* **Work to be completed**:
Across the listing below, count the lines containing "value". Answer with that number only.

* **Information shown**:
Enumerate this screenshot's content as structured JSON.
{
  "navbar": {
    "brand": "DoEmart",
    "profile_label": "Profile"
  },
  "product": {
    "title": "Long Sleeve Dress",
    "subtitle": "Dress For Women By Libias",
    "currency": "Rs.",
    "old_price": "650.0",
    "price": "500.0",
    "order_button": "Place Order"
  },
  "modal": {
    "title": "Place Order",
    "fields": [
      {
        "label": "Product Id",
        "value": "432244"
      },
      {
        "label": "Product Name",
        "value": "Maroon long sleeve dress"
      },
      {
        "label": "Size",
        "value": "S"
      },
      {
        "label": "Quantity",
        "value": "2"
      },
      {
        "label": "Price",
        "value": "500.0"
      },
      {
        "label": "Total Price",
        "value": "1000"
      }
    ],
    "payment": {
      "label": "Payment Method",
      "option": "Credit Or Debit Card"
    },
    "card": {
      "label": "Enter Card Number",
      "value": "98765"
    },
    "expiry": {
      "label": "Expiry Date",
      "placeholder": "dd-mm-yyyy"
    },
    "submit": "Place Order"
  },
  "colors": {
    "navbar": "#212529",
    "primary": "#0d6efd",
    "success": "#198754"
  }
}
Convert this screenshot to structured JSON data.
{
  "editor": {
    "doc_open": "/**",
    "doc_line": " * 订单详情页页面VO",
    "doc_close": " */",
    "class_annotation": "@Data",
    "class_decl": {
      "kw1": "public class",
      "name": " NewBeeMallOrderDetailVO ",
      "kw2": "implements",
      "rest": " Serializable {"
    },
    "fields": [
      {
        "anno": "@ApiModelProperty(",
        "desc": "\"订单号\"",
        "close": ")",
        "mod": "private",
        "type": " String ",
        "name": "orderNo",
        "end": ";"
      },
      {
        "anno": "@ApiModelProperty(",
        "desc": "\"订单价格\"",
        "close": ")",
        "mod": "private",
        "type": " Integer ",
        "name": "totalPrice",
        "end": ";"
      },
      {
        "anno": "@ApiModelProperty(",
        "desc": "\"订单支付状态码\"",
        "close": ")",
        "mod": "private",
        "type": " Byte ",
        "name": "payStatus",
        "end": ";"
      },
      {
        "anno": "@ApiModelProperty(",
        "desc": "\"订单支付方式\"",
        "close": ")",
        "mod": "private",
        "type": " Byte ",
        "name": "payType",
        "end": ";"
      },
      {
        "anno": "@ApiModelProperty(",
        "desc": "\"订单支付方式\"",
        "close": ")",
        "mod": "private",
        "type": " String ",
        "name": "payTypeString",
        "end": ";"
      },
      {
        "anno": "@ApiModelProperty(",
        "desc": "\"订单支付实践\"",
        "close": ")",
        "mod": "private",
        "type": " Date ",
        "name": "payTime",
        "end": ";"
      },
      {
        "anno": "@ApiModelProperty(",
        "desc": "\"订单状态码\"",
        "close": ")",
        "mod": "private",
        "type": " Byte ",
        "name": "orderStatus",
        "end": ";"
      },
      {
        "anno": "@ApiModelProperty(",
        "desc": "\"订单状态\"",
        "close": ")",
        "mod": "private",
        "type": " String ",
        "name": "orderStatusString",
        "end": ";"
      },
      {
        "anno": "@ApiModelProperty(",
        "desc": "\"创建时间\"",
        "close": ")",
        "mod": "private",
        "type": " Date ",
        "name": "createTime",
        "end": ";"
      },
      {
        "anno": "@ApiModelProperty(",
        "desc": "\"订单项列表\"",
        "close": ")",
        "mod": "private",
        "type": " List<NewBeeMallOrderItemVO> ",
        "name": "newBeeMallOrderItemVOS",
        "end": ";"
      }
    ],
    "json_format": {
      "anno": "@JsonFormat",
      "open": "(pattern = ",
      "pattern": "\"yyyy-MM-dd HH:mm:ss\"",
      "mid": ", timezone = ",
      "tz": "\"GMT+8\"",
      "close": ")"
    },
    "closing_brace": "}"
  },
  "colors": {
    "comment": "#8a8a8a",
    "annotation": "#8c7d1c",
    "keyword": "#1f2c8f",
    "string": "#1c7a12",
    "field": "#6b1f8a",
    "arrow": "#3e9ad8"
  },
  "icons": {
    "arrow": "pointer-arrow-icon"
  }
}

* **Answer to the problem**:
7